The victim’s name was Michelle Lavone Inman, she was 24 years old, and she was murdered between two and five months before her remains were discovered in 1985.
The skeletal remains of a woman found in March 1985 near a stream in Cheatham County (Tennessee, USA) have been identified thanks to DNA testing in combination with genealogical methods, the Tennessee Bureau of Investigation (TBI) announced on July 21.
The victim, who was 24 years old, was found by a motorist who, due to having problems with his vehicle, stopped almost four decades ago between mile markers 29 and 30 on Interstate 24. Some clothing was also found at the crime scene: a dirty cap and T-shirt.
The identity of the victim was discovered step by step. Initially, TBI agents worked with the forensic anthropologists from the University of Tennessee, who determined that the skeletal remains belonged to a white woman. In addition, it was estimated that the victim had died between two and five months before her remains were discovered.
Both scientists and investigators were unable to discover more clues related to this murder at that time, so the victim was classified as a Jane Doe (a nickname used by the authorities to name unidentified people or those who remain anonymous).
The forensic anthropologists decided to go to the options of the Human Identification Center of the University of North Texas (UNTCHI), and in April 2018 a sample of the remains of the woman was sent there. The center developed her DNA profile, which was entered into the Combined DNA Index System (CODIS) and the US National Missing and Unidentified Persons System for the woman to be ultimately identified. However, this step also did not yield positive results in relation to the identity of the victim.
a lost sister
Last December, TBI agents sent a sample of the woman’s remains to the Texas-based private laboratory Othram Inc. for DNA testing in combination with genealogical methods. The results of these tests gave clues about possible relatives of the victim, one of which was located in Virginia. TBI agents contacted this relative and confirmed that he had a sister, whom he had not heard from in over four decades.

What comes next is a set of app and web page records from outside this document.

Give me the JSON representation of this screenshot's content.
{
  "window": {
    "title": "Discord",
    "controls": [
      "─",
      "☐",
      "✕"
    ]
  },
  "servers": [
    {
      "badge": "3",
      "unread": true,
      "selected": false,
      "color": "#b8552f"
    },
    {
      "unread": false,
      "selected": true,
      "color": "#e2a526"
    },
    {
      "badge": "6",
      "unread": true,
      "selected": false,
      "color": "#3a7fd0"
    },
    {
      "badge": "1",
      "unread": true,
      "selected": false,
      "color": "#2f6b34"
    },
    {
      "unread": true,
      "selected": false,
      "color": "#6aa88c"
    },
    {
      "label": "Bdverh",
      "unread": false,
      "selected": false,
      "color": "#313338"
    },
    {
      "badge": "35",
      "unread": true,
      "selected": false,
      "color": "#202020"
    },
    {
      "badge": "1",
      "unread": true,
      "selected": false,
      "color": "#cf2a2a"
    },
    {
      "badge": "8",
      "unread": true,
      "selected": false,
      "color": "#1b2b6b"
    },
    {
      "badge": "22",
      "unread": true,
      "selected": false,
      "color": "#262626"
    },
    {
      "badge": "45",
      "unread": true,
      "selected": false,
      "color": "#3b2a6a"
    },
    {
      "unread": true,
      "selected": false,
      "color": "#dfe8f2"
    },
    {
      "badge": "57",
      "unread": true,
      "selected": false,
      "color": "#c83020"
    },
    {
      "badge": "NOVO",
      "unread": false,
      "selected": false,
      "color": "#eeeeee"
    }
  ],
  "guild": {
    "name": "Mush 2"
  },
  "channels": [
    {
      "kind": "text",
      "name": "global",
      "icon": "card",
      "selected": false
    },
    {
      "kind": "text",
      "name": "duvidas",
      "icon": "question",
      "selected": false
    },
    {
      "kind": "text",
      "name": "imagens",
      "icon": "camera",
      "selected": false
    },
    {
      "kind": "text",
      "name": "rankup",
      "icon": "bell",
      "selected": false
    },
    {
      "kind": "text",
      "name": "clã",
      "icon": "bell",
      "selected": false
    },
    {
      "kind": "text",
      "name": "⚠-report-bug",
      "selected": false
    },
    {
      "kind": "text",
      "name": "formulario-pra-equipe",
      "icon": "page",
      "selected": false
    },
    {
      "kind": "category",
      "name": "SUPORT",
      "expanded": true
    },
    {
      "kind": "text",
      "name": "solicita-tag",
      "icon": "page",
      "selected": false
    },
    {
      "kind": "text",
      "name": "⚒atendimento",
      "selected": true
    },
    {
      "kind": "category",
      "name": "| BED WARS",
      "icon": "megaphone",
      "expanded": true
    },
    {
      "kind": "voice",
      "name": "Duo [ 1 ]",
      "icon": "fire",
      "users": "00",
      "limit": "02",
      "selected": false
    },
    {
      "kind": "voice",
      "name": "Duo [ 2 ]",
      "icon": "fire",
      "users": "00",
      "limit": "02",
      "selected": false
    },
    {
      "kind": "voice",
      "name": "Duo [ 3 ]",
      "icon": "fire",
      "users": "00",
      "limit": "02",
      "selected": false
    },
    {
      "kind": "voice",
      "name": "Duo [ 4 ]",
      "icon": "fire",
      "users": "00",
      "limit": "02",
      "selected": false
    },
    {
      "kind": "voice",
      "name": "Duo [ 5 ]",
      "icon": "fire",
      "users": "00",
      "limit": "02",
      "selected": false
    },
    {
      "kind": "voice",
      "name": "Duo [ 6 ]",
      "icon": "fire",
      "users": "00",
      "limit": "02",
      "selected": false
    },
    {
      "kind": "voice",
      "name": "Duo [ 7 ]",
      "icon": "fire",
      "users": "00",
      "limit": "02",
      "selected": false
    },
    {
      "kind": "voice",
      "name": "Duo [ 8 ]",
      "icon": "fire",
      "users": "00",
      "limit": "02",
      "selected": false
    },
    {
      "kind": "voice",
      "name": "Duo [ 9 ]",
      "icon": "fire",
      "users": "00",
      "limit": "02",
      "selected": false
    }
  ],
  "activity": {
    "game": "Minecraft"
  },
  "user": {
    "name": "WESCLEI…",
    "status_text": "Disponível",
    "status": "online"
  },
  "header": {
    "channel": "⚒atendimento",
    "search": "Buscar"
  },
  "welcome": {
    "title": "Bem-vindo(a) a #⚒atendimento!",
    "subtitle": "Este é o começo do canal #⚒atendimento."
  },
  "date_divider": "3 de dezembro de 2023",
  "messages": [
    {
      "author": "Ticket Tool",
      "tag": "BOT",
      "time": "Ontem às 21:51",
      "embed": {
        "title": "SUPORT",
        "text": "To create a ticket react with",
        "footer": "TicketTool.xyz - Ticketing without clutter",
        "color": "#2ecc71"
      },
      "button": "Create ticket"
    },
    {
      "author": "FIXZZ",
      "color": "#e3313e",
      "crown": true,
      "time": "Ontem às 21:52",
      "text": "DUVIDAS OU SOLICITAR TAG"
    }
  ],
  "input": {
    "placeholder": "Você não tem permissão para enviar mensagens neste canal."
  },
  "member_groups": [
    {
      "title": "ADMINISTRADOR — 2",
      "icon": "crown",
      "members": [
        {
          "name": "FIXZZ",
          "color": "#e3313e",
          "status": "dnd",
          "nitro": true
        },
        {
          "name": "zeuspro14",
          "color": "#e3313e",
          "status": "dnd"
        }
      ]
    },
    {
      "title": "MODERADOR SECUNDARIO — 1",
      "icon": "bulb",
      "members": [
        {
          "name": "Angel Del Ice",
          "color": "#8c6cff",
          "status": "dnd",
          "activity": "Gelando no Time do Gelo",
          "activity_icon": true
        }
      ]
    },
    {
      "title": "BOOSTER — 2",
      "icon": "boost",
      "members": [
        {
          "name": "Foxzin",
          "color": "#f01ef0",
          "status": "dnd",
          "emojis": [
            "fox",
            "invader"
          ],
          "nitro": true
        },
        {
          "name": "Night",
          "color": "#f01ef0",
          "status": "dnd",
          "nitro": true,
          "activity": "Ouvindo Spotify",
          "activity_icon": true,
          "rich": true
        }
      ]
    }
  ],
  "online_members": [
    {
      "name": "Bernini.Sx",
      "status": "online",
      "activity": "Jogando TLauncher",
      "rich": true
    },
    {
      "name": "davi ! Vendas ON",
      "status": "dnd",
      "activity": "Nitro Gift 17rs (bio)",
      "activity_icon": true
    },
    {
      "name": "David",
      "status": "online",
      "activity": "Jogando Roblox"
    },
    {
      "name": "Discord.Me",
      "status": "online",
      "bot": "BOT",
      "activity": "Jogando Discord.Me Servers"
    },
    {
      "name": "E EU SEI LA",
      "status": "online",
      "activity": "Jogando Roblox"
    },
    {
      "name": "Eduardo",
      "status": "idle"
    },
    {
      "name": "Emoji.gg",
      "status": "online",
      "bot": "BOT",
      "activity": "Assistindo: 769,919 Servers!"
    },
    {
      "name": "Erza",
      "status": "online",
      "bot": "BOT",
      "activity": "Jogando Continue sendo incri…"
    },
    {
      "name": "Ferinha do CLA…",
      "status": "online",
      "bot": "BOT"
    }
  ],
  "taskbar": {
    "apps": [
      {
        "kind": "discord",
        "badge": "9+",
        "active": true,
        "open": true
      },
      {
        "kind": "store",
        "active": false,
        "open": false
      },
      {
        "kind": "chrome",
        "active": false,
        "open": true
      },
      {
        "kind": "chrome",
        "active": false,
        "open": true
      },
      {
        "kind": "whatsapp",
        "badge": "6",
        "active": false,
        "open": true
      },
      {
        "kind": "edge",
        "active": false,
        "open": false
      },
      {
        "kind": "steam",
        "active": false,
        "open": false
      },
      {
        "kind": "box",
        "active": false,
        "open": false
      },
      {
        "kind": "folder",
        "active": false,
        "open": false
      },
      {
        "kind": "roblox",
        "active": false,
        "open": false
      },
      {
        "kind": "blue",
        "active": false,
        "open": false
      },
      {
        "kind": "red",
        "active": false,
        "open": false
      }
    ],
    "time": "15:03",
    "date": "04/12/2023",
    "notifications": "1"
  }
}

The man lent his DNA to officers for comparison with the victim’s through forensic genetic genealogy, and earlier this month the Othram, Inc. laboratory identified the woman as Michelle Lavone Inman, a native of Nashville. Consequently, the special agents of the TBI have turned to the public to look for possible witnesses who can help solve her murder, by providing information on people Michelle Inman may have been with before her death, or by recognizing clothing from the scene.